Making Physical Education Accessible

Daniel Hernandez (foreground, left), 16, a sophomore with autism at American Senior High School, teaches April Brown (foreground, right) the basics of kayaking in Miami’s Biscayne Bay. Photo by Mike Fritz/PBS NewsHour

People with disabilities tend to be less active than other children who do not have disabilities according to recent research that says about 12% of adults with disabilities are physically active on a regular basis, which is about half as much as adults without disabilities, 22%. In the same toke, the obesity rate for children with disabilities in the U.S is 38% higher than those without disabilities and adult obesity 57% higher when compared to that for adults without disabilities. According to the American Academy of Pediatrics Council on Children with Disabilities,parents and doctors oftentimes overestimate the risks or overlook the benefits of physical activities for special needs children.

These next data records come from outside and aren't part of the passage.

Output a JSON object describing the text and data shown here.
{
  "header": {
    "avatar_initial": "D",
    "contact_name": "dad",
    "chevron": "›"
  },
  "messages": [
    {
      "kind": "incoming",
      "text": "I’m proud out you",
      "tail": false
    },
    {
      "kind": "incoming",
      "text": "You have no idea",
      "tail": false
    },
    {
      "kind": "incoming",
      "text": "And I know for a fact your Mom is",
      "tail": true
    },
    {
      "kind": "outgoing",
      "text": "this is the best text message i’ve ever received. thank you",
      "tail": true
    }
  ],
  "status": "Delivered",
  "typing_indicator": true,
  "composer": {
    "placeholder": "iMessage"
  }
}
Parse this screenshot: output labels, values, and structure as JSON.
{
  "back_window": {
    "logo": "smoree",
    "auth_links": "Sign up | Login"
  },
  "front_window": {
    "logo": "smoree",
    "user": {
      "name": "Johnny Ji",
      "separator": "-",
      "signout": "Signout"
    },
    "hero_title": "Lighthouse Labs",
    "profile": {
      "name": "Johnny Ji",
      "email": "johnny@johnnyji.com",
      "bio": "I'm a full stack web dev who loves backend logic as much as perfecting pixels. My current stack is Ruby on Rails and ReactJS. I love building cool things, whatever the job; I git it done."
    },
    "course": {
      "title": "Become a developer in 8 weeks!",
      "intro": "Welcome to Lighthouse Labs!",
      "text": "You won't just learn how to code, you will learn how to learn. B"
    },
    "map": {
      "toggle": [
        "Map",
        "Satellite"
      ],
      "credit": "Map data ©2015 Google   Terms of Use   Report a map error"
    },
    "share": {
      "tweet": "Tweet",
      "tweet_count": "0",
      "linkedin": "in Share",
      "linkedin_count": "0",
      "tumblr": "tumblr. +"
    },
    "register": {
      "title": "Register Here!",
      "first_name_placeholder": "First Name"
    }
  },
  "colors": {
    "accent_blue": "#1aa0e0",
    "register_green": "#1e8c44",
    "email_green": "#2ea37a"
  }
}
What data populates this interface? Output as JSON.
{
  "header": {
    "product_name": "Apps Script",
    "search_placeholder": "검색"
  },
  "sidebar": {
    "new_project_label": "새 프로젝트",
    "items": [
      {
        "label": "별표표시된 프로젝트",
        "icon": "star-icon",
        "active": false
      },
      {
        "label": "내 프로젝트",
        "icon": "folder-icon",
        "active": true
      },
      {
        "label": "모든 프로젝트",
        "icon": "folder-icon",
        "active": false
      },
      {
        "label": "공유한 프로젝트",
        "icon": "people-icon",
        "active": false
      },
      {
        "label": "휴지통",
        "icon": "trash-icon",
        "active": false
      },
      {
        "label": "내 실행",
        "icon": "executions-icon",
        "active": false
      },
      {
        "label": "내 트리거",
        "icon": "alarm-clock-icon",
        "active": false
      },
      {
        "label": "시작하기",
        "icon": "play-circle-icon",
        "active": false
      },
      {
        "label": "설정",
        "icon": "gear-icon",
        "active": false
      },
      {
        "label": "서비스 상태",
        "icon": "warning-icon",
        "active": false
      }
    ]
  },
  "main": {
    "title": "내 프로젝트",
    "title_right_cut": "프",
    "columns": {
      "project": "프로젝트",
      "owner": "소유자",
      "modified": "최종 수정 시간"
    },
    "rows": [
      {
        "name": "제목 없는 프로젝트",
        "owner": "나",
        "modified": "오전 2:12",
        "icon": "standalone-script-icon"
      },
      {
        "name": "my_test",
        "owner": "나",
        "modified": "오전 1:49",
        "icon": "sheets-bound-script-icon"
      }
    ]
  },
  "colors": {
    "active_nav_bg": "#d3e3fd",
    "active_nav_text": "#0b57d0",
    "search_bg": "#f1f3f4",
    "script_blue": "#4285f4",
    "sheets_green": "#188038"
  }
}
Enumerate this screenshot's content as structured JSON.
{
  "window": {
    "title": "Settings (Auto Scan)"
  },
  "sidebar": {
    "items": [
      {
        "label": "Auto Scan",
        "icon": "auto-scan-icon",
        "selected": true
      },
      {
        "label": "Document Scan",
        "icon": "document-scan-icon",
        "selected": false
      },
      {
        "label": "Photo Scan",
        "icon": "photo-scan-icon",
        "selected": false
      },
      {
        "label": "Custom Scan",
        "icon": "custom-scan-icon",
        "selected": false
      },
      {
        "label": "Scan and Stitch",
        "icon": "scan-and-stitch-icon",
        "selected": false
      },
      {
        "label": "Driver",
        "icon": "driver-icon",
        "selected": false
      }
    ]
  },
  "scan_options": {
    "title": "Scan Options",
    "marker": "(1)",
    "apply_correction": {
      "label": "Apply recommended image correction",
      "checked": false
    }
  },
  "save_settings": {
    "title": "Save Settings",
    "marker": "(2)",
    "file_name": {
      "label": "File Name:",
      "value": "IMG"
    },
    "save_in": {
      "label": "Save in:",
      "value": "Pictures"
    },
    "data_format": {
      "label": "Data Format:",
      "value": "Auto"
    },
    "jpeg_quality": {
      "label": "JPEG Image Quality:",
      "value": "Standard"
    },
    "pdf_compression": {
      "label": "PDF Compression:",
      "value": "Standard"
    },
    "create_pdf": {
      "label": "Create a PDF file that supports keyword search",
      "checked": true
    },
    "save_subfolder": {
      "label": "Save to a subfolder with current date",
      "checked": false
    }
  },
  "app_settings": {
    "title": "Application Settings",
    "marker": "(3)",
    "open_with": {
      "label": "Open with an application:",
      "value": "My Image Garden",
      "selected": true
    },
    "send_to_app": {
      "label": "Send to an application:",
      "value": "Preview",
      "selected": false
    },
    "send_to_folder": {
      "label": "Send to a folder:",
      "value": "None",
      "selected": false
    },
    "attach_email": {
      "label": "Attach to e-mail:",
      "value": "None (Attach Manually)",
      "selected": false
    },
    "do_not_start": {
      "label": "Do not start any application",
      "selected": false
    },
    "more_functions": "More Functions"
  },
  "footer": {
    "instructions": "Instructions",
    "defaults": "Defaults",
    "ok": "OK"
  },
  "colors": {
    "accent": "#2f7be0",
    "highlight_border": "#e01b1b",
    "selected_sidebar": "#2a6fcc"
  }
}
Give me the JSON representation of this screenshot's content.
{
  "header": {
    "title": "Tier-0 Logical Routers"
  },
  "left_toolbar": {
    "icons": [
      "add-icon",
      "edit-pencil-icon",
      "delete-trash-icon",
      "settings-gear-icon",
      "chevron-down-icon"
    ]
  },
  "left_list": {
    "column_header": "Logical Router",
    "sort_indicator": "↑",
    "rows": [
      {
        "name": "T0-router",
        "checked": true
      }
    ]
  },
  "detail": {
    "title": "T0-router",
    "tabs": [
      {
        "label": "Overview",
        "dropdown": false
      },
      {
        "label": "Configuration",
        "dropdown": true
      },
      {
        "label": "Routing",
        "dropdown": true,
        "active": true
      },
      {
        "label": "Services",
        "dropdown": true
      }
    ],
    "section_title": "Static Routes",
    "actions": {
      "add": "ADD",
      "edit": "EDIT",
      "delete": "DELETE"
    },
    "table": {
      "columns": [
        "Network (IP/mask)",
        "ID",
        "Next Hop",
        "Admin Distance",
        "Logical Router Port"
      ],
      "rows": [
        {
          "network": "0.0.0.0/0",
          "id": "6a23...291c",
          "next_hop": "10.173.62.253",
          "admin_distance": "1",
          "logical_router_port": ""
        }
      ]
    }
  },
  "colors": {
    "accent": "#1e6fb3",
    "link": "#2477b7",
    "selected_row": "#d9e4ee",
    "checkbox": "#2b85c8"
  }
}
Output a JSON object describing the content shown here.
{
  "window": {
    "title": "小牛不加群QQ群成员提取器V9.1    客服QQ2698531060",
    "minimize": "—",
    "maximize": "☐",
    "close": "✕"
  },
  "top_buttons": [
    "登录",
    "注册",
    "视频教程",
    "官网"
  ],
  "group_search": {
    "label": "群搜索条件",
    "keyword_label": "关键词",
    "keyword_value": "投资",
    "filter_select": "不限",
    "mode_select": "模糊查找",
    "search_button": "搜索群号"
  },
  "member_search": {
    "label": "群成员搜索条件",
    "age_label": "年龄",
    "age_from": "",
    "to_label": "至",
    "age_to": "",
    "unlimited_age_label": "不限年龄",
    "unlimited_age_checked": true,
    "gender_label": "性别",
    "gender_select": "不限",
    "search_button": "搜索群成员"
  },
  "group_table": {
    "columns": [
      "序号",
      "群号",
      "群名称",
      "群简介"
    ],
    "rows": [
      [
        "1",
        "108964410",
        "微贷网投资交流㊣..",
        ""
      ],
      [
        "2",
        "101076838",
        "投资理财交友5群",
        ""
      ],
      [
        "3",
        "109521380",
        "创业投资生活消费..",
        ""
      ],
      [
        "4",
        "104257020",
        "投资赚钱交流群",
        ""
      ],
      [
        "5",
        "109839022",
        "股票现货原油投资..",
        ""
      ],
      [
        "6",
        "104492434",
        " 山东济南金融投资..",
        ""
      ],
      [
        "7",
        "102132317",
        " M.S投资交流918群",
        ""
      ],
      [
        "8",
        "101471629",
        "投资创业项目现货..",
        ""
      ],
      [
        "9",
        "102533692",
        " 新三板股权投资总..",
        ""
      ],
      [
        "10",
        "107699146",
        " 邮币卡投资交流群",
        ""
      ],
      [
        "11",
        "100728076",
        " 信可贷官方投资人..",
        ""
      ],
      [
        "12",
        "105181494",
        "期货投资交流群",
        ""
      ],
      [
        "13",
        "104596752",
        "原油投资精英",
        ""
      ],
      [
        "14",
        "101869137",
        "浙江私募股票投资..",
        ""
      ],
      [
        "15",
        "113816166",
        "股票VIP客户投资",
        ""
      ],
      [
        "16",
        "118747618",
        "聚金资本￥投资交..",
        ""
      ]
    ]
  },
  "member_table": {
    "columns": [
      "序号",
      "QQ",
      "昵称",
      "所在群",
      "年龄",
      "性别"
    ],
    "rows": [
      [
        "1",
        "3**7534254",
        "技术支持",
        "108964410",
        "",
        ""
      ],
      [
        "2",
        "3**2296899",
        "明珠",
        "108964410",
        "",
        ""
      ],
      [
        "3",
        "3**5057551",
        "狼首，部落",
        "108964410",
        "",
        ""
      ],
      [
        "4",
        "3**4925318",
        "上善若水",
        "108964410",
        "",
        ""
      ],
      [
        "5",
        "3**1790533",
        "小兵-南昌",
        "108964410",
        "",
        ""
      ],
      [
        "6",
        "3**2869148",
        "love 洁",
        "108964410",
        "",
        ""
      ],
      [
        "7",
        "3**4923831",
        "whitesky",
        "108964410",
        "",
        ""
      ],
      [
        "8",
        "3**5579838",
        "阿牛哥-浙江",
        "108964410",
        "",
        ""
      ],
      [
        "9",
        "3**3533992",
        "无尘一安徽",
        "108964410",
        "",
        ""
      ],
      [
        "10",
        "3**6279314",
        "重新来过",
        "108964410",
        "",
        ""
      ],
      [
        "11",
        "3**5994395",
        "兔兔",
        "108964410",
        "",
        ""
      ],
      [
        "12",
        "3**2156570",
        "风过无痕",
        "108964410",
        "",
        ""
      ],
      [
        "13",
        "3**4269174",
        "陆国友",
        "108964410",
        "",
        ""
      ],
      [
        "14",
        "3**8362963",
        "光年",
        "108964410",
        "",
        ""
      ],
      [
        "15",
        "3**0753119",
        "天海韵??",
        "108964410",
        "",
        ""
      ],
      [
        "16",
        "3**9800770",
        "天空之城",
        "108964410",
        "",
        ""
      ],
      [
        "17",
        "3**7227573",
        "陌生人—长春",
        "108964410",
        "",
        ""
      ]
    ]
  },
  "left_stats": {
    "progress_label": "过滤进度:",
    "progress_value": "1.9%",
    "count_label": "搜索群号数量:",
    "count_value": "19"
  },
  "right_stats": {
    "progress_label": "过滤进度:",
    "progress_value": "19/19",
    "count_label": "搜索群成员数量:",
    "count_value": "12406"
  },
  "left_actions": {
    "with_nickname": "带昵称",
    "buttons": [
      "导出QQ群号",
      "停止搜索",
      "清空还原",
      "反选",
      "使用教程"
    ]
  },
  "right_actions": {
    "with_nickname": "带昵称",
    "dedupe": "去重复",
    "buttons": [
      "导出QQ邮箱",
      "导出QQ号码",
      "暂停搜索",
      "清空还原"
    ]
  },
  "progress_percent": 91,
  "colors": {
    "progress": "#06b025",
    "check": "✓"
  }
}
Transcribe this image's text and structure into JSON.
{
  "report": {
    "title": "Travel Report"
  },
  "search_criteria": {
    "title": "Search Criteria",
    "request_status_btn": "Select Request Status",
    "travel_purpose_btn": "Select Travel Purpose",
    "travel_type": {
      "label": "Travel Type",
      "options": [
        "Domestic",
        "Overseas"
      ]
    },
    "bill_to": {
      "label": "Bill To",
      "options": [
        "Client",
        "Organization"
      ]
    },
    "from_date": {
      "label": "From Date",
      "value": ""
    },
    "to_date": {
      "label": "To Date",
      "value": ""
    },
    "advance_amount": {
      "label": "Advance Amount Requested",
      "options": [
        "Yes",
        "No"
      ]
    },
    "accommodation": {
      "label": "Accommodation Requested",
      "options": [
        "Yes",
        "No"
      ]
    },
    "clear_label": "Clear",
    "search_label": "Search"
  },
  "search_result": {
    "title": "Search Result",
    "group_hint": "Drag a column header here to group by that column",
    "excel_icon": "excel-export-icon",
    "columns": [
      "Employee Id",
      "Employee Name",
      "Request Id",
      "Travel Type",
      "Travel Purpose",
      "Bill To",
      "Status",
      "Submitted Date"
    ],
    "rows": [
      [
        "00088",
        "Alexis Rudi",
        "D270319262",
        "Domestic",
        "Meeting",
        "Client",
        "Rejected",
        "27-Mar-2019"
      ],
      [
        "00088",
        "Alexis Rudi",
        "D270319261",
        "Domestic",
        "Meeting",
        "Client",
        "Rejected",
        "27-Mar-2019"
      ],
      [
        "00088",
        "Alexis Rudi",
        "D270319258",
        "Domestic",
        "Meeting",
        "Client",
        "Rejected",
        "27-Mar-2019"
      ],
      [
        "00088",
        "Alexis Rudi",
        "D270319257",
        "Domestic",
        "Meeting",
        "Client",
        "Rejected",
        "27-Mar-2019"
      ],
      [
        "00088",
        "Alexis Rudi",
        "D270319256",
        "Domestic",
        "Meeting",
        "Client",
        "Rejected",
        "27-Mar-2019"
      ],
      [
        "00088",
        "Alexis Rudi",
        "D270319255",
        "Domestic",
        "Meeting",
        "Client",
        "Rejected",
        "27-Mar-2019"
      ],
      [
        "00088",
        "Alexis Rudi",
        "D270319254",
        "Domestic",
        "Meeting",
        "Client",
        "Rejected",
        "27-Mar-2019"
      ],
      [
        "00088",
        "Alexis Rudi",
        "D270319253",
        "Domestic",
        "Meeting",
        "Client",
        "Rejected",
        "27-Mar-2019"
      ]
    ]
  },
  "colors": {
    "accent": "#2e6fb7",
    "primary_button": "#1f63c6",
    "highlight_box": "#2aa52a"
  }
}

Jayne Greenberg, the Miami-Dade County Public Schools’ Director of Physical Education and Health Literacy and who also serves on the President’s Council for Fitness, Sports and Nutrition, has worked  to share best practices on improving fitness and health for people with disabilities. Through grant funding and also partnering with community members such as the Coconut Grove Sailing Club, Oleta River State Park, the Miami Yacht Club, and even the Miami Heat, at no charge to their school, she is able to develop physical education programs for students who want to learn and participate in activities that can have lifetime benefits. These programs are so popular now that all the students who would like to participate still can not.

She explains that, “There’s a lot of self-confidence and pride that the students learn because we always teach them what they can’t do: ‘don’t do this or you’re going to get hurt; don’t do this, I’m afraid to let you try it.’ We tell the kids, ‘we want you to do this,’ and for the first time they do activities and they feel so good about themselves.” One tenth grader, Daniel Hernandez, as well as some of his other autistic classmates, is an expert in kayaking. He knows how to set up the seats, put the oars together, position himself in without flipping over, and also how to steer and maneuver the kayak. He says, “It’s like peace and quiet. It makes you feel the wind inside, in your heart,” and he isn’t afraid to talk to strangers about this newfound passion, or help someone else learn how to kayak. Another classmate, Demetrius Sesler, explains how being able to help others learn how to kayak has given him a sense of pride, and even his teachers have said he has gained a lot more  confidence and leadership qualities since starting these lessons.

One teacher at South Miami Senior High says, “It’s holistic. It teaches them how to be a person…I have a golf game in my classroom, but it’s not the same as being out in a golf course where actual golfers play the game. To them, this is a big deal. It makes them feel whole. It makes them feel like they can do something that students without disabilities can do.” It is important for parents, professionals, and educators alike to realize the important for physical education programming for students with disabilities and even activities such as kayaking and golf can be on the list of sports they can participate in.

Shema Kolainu makes an effort to provide physical education programs for the students that we serve and also understand the importance of them being healthy both mentally and physically. To read about the various therapies that we offer at our school and center, click HERE.